Sometimes the simplest task brings unexpected complications. My truck came with an auxiliary input, but it is not easily accessible. Still all one has to do is access the wire behind the dashboard. Previously a satellite radio receiver was connected to the input, but after it stopped working, I had nothing working through that access point.
With a lengthy road trip coming up, 12.1 days of music, and 4 days of pod casts in my iTunes library, I have no need to spend my trip scrolling through unpredictable broadcast radio stations when I can make a custom playlist to play each way on the trip. Having all of this in mind, I decided to connect my iPod to the auxiliary input. All I needed was to plug it in, right?
The access panel came of easily and the access to the system was clear. I just had to work my way up under the dash to reach all the wires and move them to a point where I can connect everything. On my first reach I discovered that old men and small spaces do not go well together. To get my arm where it needed to go I had to twist around, grasp the wire, and pull it down.
Twist. Grasp. Pull. Forty-five-year-olds cannot do that without proper warm-ups.
I felt and heard the muscle pull and wondered for a bit whether I would be able to even get out from under my dash. I began to consider how long it would be before a neighbor came by to pull me out. After taking a few deep breaths, I managed to slide out and make it inside to my recliner.
Almost a day later finds me still in my recliner. Fortunately with cloud technology, I am able to work from home and not get too far behind. I am still not convinced that is a good thing, but on days like today when I feel fine but simply cannot move, I think it is a good thing.
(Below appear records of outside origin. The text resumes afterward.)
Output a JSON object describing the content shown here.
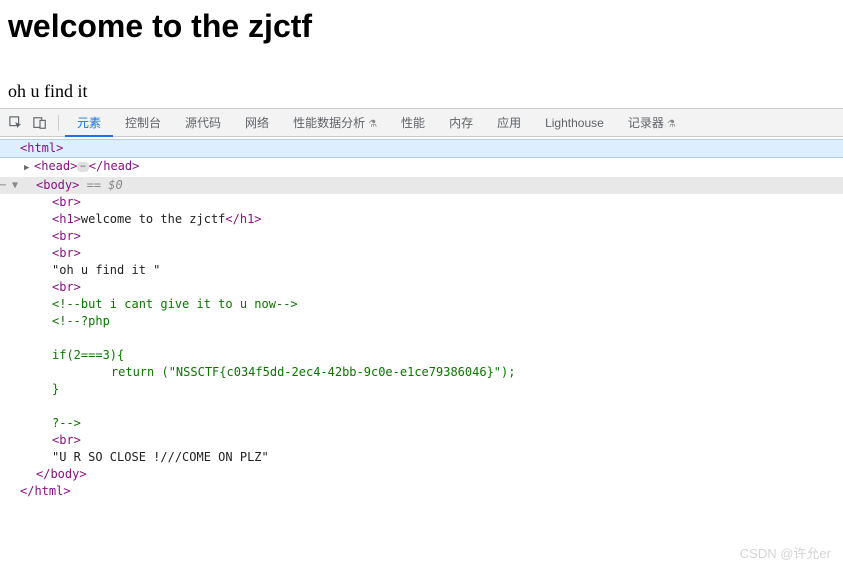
{
  "page": {
    "heading": "welcome to the zjctf",
    "subtext": "oh u find it"
  },
  "devtools": {
    "tabs": {
      "elements": "元素",
      "console": "控制台",
      "sources": "源代码",
      "network": "网络",
      "performance_insights": "性能数据分析",
      "performance": "性能",
      "memory": "内存",
      "application": "应用",
      "lighthouse": "Lighthouse",
      "recorder": "记录器"
    },
    "dom": {
      "html_open": "<html>",
      "head_open": "<head>",
      "head_close": "</head>",
      "body_open": "<body>",
      "sel_hint": " == $0",
      "br": "<br>",
      "h1_open": "<h1>",
      "h1_text": "welcome to the zjctf",
      "h1_close": "</h1>",
      "text1": "\"oh u find it \"",
      "comment1": "<!--but i cant give it to u now-->",
      "php_open": "<!--?php",
      "if_line": "if(2===3){",
      "return_line": "    return (\"NSSCTF{c034f5dd-2ec4-42bb-9c0e-e1ce79386046}\");",
      "brace_close": "}",
      "php_close": "?-->",
      "text2": "\"U R SO CLOSE !///COME ON PLZ\"",
      "body_close": "</body>",
      "html_close": "</html>"
    }
  },
  "watermark": "CSDN @许允er"
}
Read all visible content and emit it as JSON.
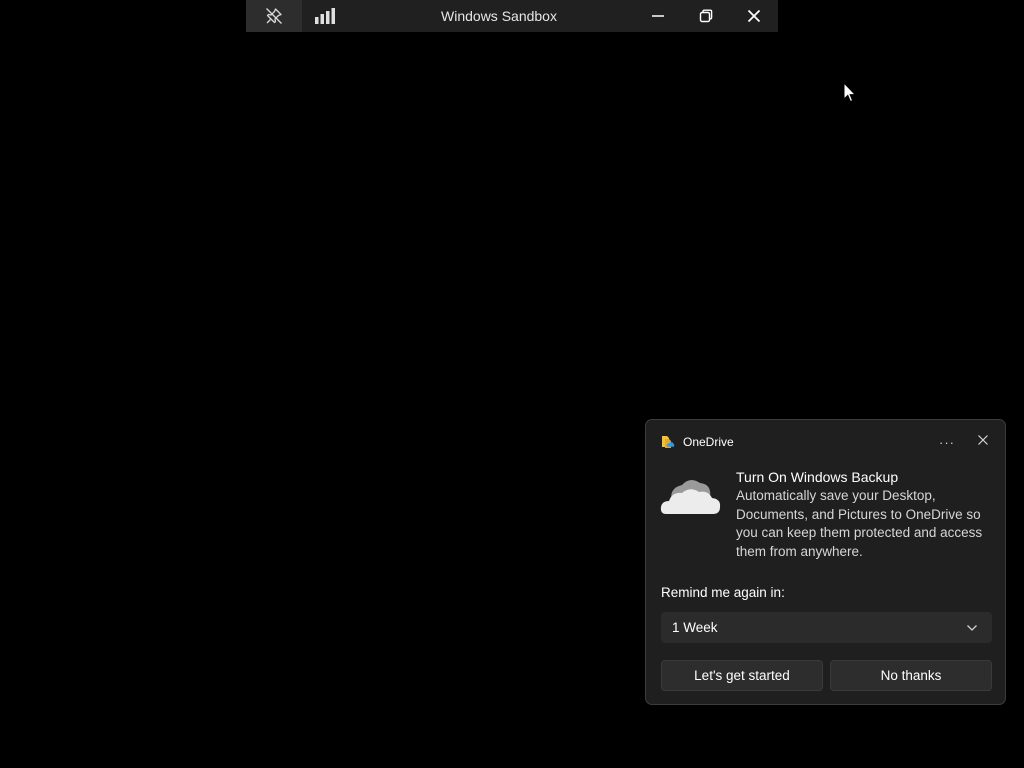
{
  "sandbox_bar": {
    "title": "Windows Sandbox",
    "pin_icon": "unpin-icon",
    "signal_icon": "connection-bars-icon",
    "minimize_icon": "minimize-icon",
    "restore_icon": "restore-icon",
    "close_icon": "close-icon"
  },
  "toast": {
    "app_name": "OneDrive",
    "app_icon": "onedrive-app-icon",
    "more_label": "···",
    "hero_icon": "onedrive-cloud-icon",
    "title": "Turn On Windows Backup",
    "description": "Automatically save your Desktop, Documents, and Pictures to OneDrive so you can keep them protected and access them from anywhere.",
    "remind_label": "Remind me again in:",
    "remind_select": {
      "selected": "1 Week"
    },
    "primary_button": "Let's get started",
    "secondary_button": "No thanks"
  },
  "colors": {
    "desktop_background": "#000000",
    "bar_background": "#202020",
    "toast_background": "#1f1f1f",
    "button_background": "#2d2d2d"
  }
}
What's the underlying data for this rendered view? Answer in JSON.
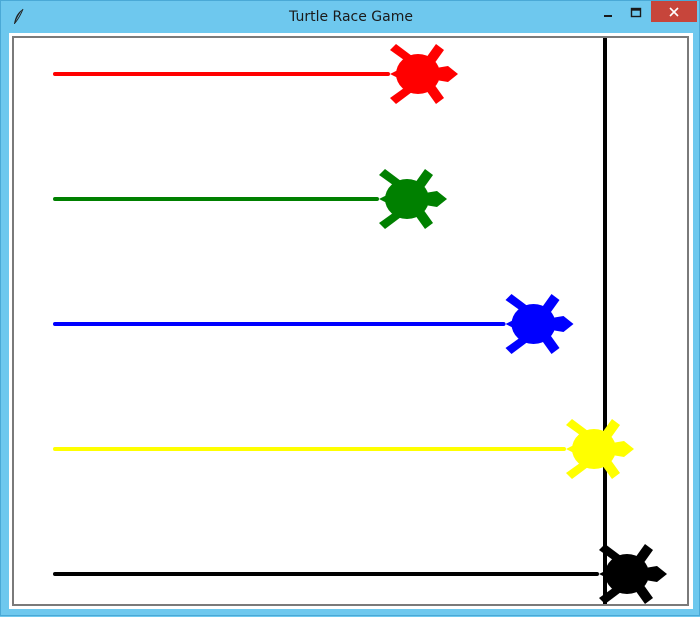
{
  "window": {
    "title": "Turtle Race Game",
    "icon": "feather-icon"
  },
  "controls": {
    "minimize_icon": "minimize-icon",
    "maximize_icon": "maximize-icon",
    "close_icon": "close-icon",
    "close_bg": "#c7453b"
  },
  "race": {
    "finish_line_color": "#000000",
    "turtles": [
      {
        "name": "red",
        "color": "#ff0000",
        "progress": 0.66
      },
      {
        "name": "green",
        "color": "#008000",
        "progress": 0.64
      },
      {
        "name": "blue",
        "color": "#0000ff",
        "progress": 0.87
      },
      {
        "name": "yellow",
        "color": "#ffff00",
        "progress": 0.98
      },
      {
        "name": "black",
        "color": "#000000",
        "progress": 1.04
      }
    ]
  }
}
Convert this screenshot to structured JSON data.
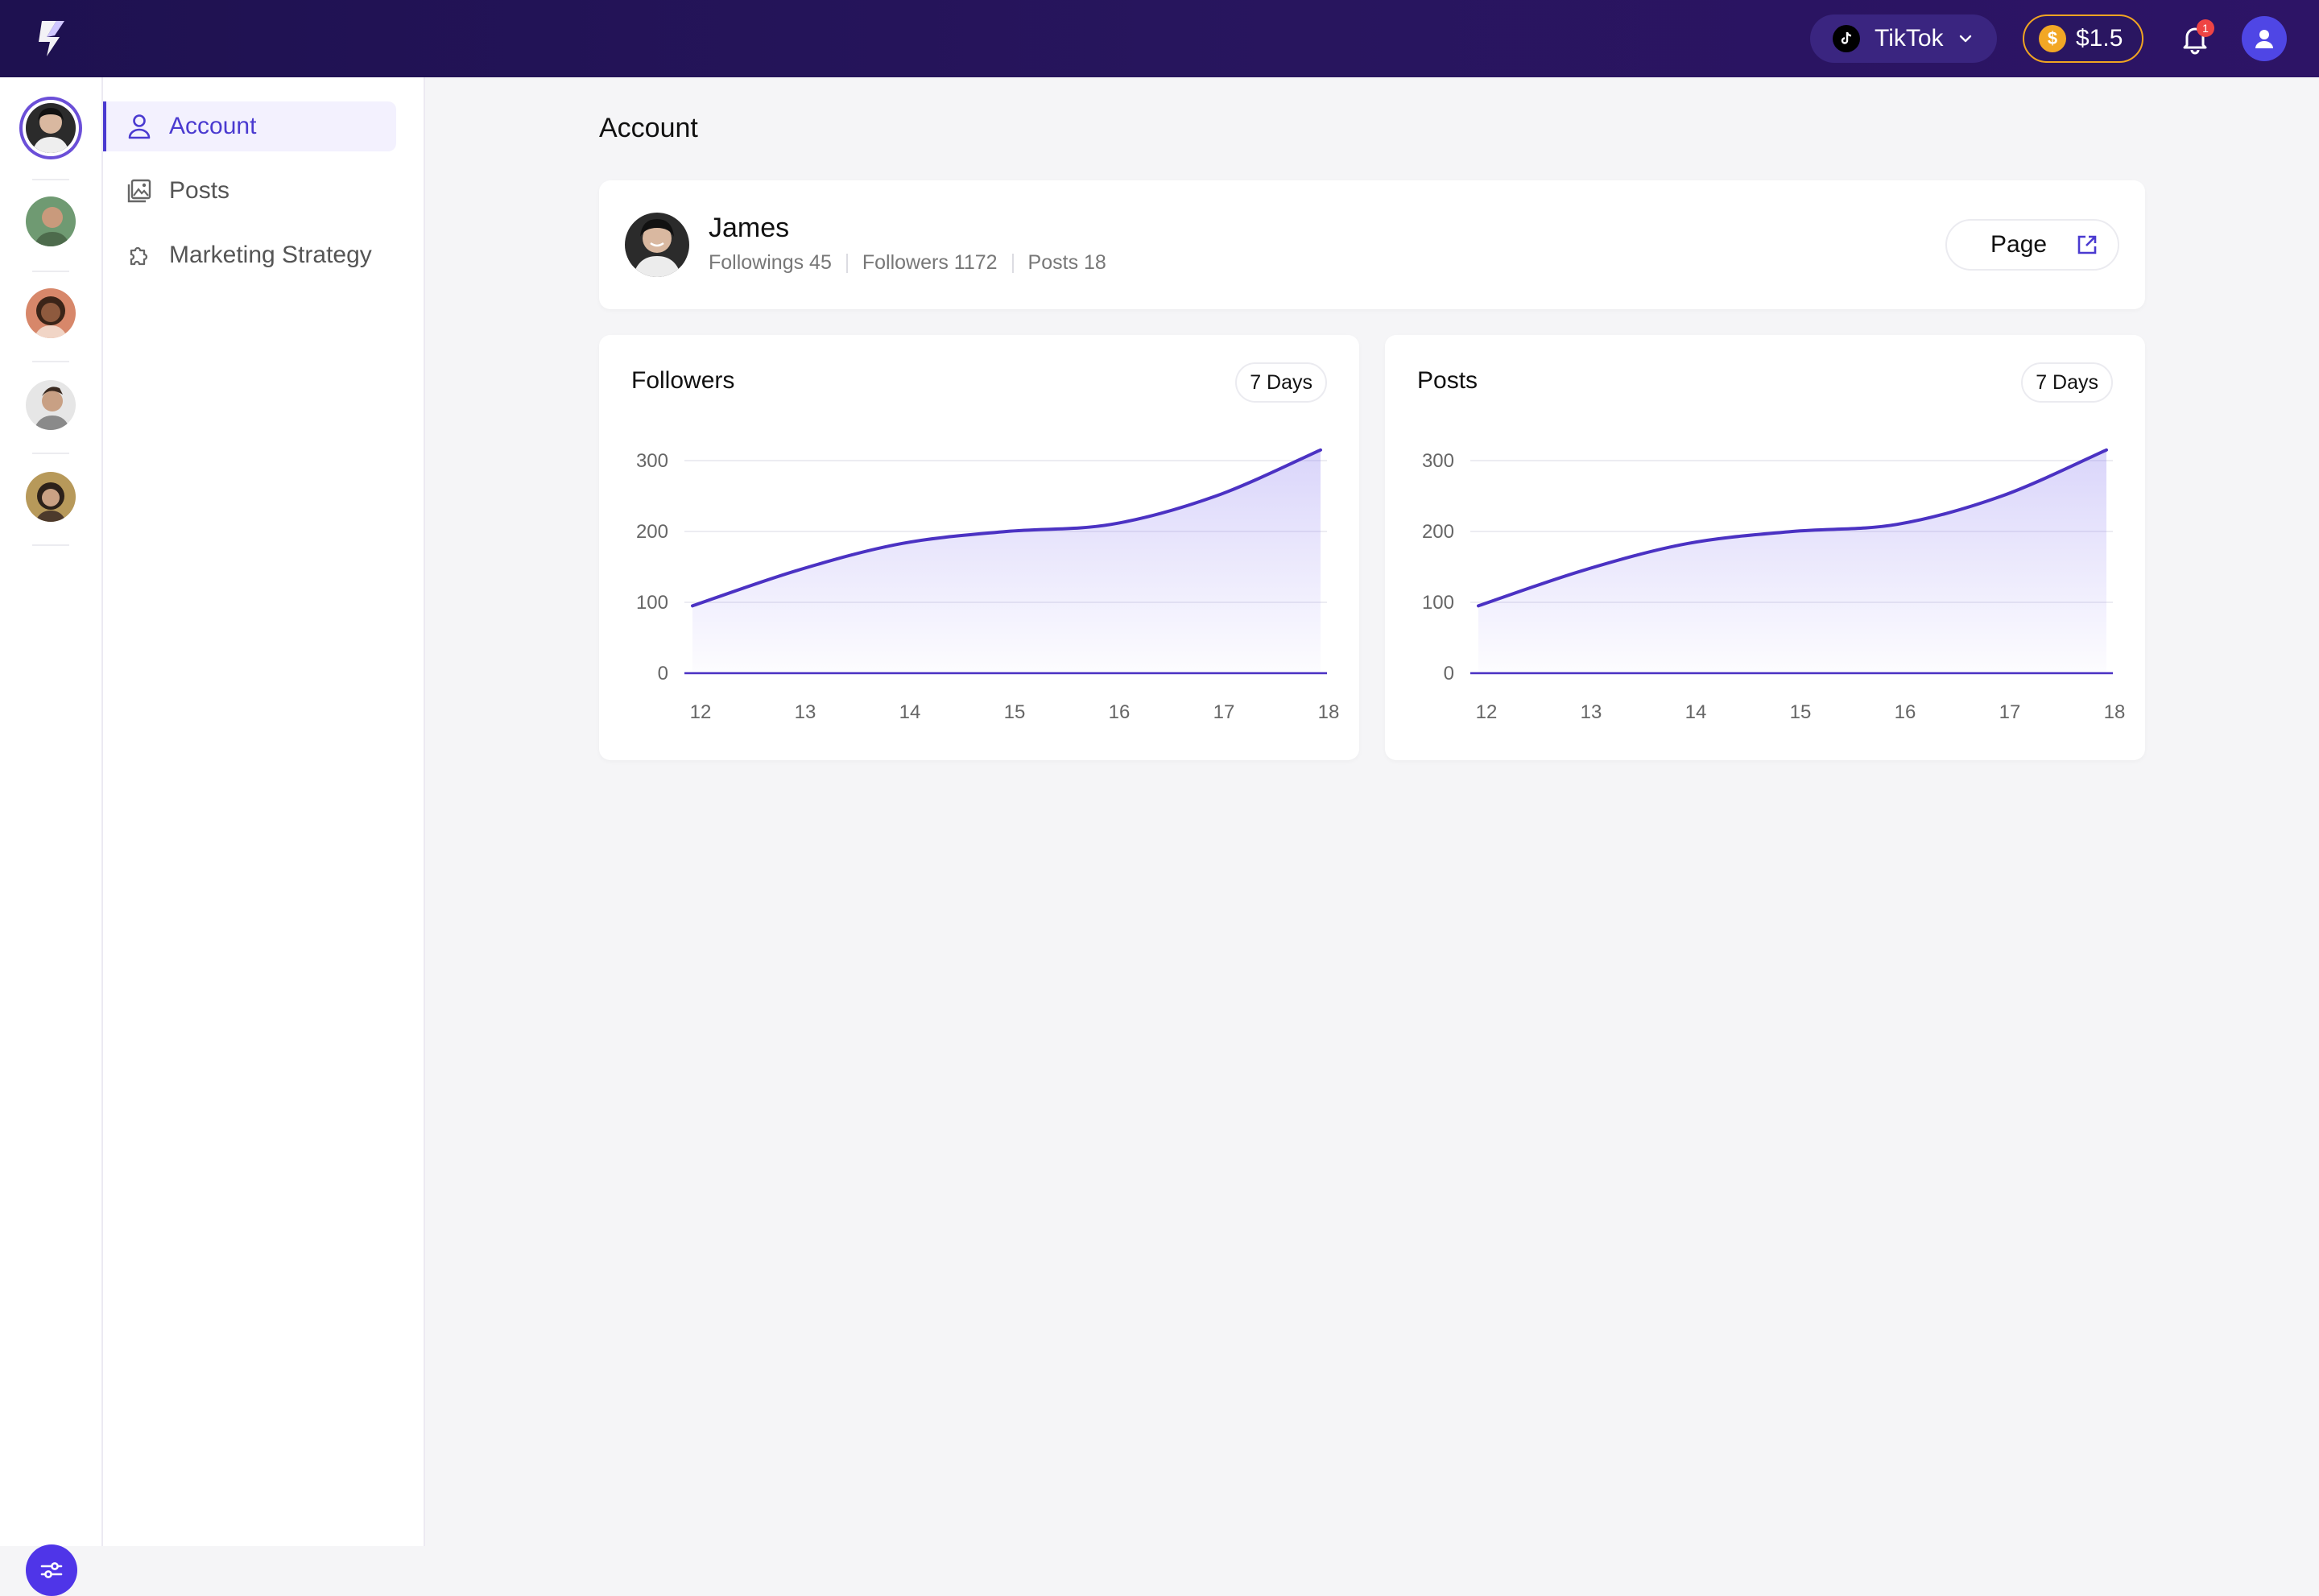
{
  "topbar": {
    "platform_label": "TikTok",
    "balance": "$1.5",
    "coin_symbol": "$",
    "notification_count": "1",
    "brand_color": "#27155d",
    "accent_color": "#4f35e8"
  },
  "sidebar": {
    "items": [
      {
        "label": "Account",
        "icon": "user-icon",
        "active": true
      },
      {
        "label": "Posts",
        "icon": "image-gallery-icon",
        "active": false
      },
      {
        "label": "Marketing Strategy",
        "icon": "puzzle-icon",
        "active": false
      }
    ]
  },
  "accounts_rail": {
    "avatars": [
      "avatar-active",
      "avatar-2",
      "avatar-3",
      "avatar-4",
      "avatar-5"
    ]
  },
  "main": {
    "title": "Account",
    "profile": {
      "name": "James",
      "followings_label": "Followings 45",
      "followers_label": "Followers 1172",
      "posts_label": "Posts 18",
      "page_button": "Page"
    }
  },
  "chart_data": [
    {
      "type": "area",
      "title": "Followers",
      "range_label": "7 Days",
      "x": [
        "12",
        "13",
        "14",
        "15",
        "16",
        "17",
        "18"
      ],
      "series": [
        {
          "values": [
            95,
            145,
            183,
            200,
            210,
            250,
            315
          ]
        }
      ],
      "yticks": [
        "0",
        "100",
        "200",
        "300"
      ],
      "ylim": [
        0,
        300
      ],
      "grid": true,
      "color": "#4b32c3"
    },
    {
      "type": "area",
      "title": "Posts",
      "range_label": "7 Days",
      "x": [
        "12",
        "13",
        "14",
        "15",
        "16",
        "17",
        "18"
      ],
      "series": [
        {
          "values": [
            95,
            145,
            183,
            200,
            210,
            250,
            315
          ]
        }
      ],
      "yticks": [
        "0",
        "100",
        "200",
        "300"
      ],
      "ylim": [
        0,
        300
      ],
      "grid": true,
      "color": "#4b32c3"
    }
  ]
}
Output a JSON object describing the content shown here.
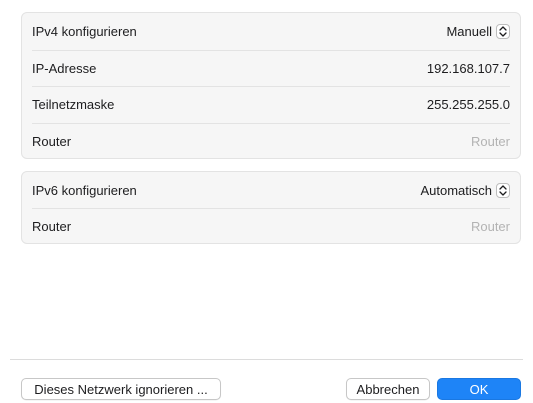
{
  "ipv4": {
    "configure_label": "IPv4 konfigurieren",
    "configure_value": "Manuell",
    "ip_label": "IP-Adresse",
    "ip_value": "192.168.107.7",
    "subnet_label": "Teilnetzmaske",
    "subnet_value": "255.255.255.0",
    "router_label": "Router",
    "router_placeholder": "Router"
  },
  "ipv6": {
    "configure_label": "IPv6 konfigurieren",
    "configure_value": "Automatisch",
    "router_label": "Router",
    "router_value": "Router"
  },
  "buttons": {
    "ignore": "Dieses Netzwerk ignorieren ...",
    "cancel": "Abbrechen",
    "ok": "OK"
  },
  "colors": {
    "accent": "#1e84f7",
    "placeholder": "#b3b3b3"
  }
}
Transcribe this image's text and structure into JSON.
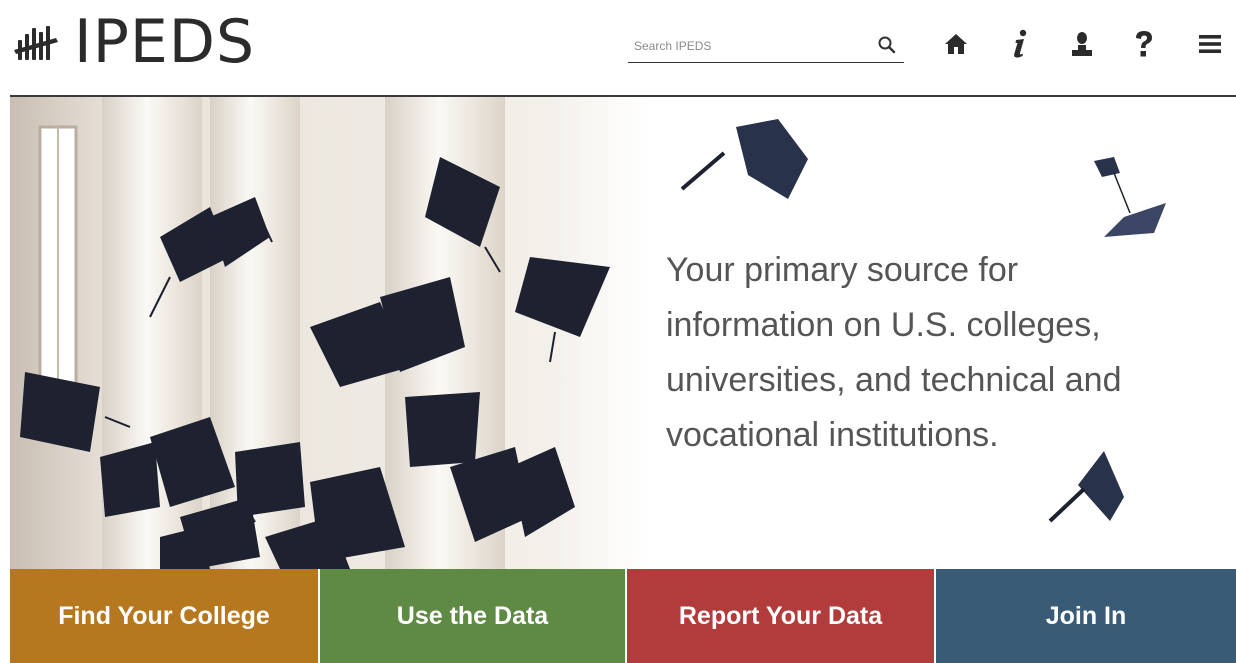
{
  "header": {
    "logo_text": "IPEDS",
    "logo_icon": "bar-chart-hand-icon",
    "search": {
      "placeholder": "Search IPEDS",
      "value": "",
      "icon": "search-icon"
    },
    "icons": [
      "home-icon",
      "info-icon",
      "user-icon",
      "help-icon",
      "menu-icon"
    ]
  },
  "hero": {
    "tagline": "Your primary source for information on U.S. colleges, universities, and technical and vocational institutions."
  },
  "tiles": [
    {
      "label": "Find Your College",
      "color": "#b5781f"
    },
    {
      "label": "Use the Data",
      "color": "#5e8a44"
    },
    {
      "label": "Report Your Data",
      "color": "#b23b3b"
    },
    {
      "label": "Join In",
      "color": "#3a5b76"
    }
  ],
  "colors": {
    "text_dark": "#2b2b2b",
    "tagline": "#555555",
    "rule": "#3a3a3a"
  }
}
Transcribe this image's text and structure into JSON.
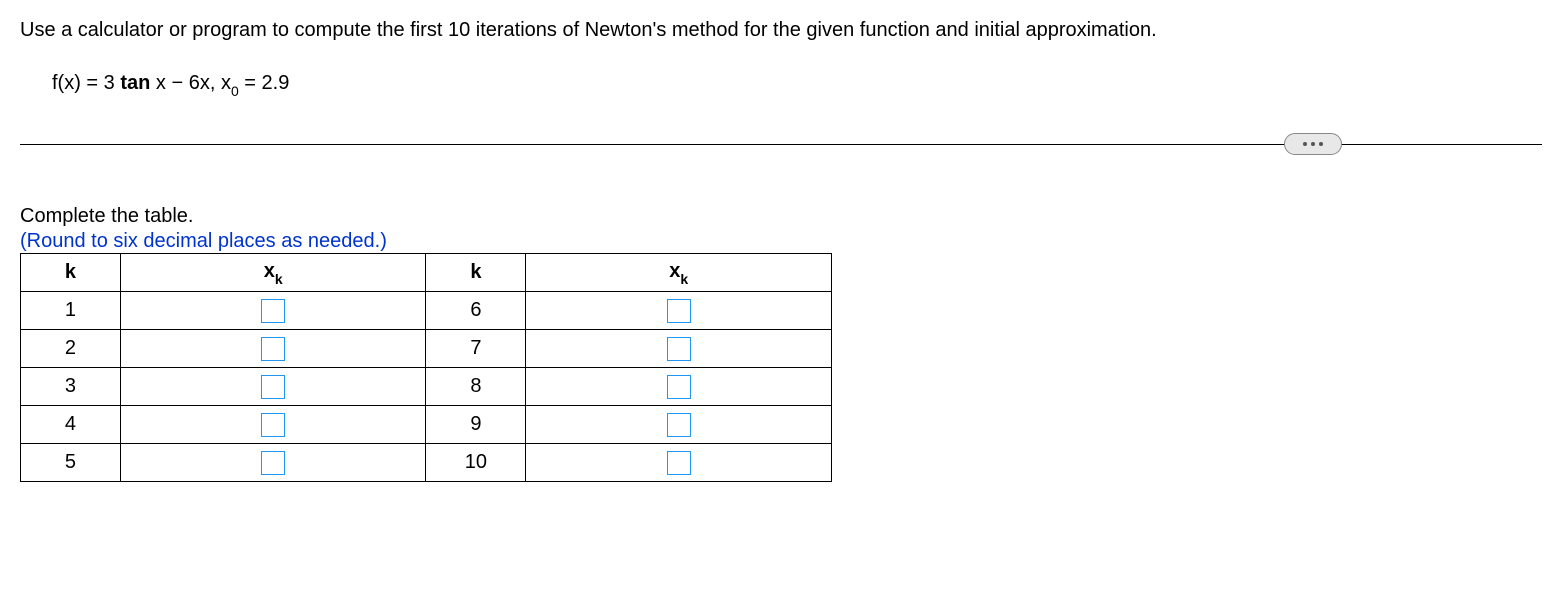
{
  "problem": {
    "intro": "Use a calculator or program to compute the first 10 iterations of Newton's method for the given function and initial approximation.",
    "function_prefix": "f(x) = 3 ",
    "function_tan": "tan",
    "function_mid": " x − 6x, x",
    "function_sub": "0",
    "function_suffix": " = 2.9"
  },
  "instructions": {
    "complete": "Complete the table.",
    "hint": "(Round to six decimal places as needed.)"
  },
  "table": {
    "header_k": "k",
    "header_xk_var": "x",
    "header_xk_sub": "k",
    "rows_left": [
      "1",
      "2",
      "3",
      "4",
      "5"
    ],
    "rows_right": [
      "6",
      "7",
      "8",
      "9",
      "10"
    ],
    "values_left": [
      "",
      "",
      "",
      "",
      ""
    ],
    "values_right": [
      "",
      "",
      "",
      "",
      ""
    ]
  }
}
Especially since I hope to take a day off later in the week to make my road trip.
But to finish the installation of the iPod kit, I think will require a trip to an audio shop with younger people crawling into the tight spaces.